I think it tells a lot about the character who is trying to justify why he lies to his family about his extra-marital affair. He justifies in his head that he is in love with two people and he can’t help it. He doesn’t want to disrupt what he has.

The show is inspired by the UK-based series Doctor Foster. How different is your character from Simon Foster and did you see the series before?

I saw Doctor Foster when it was aired in 2015, so I was very well aware of the series when it was offered to me. However, I did not watch it again after getting the part. While the original character was there in the back of my mind, all my inspiration came from the script, director and creative teams from BBC and Hotstar that were defining what the show will be like. In a minimalistic way, Akarsh Kapoor is more Indian than Simon Foster. Also, though the scenes are similar he sees it from an ‘Indianised’ lens as opposed to a British lens.

Was it challenging to play a character like Akarsh?

The biggest challenge for me was to empathise with him. Akarsh is a liar and I had a hard time finding empathy for this part as I always thought it’s dangerous to not have that connection with your subject. However, as an actor, you find it with a back story and build it further. Few conversations with Tigmanshu (Dhulia) and the creative team helped me find that connection and at the end, it became easy to detach myself from him. Otherwise, with most characters, you find some common grounds and hold on to it.

The OTT platform is giving you more meaningful and meaty roles…

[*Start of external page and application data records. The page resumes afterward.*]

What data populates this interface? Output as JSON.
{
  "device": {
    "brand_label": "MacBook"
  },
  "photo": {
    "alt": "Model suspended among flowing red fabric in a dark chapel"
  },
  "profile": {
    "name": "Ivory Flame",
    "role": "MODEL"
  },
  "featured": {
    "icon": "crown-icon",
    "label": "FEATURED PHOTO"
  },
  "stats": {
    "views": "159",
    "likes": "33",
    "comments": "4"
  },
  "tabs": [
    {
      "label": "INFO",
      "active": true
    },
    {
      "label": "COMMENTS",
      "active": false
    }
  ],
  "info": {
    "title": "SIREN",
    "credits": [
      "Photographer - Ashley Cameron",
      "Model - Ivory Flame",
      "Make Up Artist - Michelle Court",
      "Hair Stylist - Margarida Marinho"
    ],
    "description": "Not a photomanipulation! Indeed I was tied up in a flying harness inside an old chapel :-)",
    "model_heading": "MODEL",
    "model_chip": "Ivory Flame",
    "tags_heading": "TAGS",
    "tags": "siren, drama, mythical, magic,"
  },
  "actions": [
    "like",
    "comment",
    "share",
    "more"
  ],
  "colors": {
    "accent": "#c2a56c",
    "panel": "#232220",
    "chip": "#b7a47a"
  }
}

It’s a new space and I am lucky that people are considering me for such roles. It’s also an exciting time for cinema. People think the digital platform will kill cinema but I believe they support each other and it has impacted people at large who are open to seeing new and interesting scripts. I love watching films in the theatre and I don’t think it will die any day.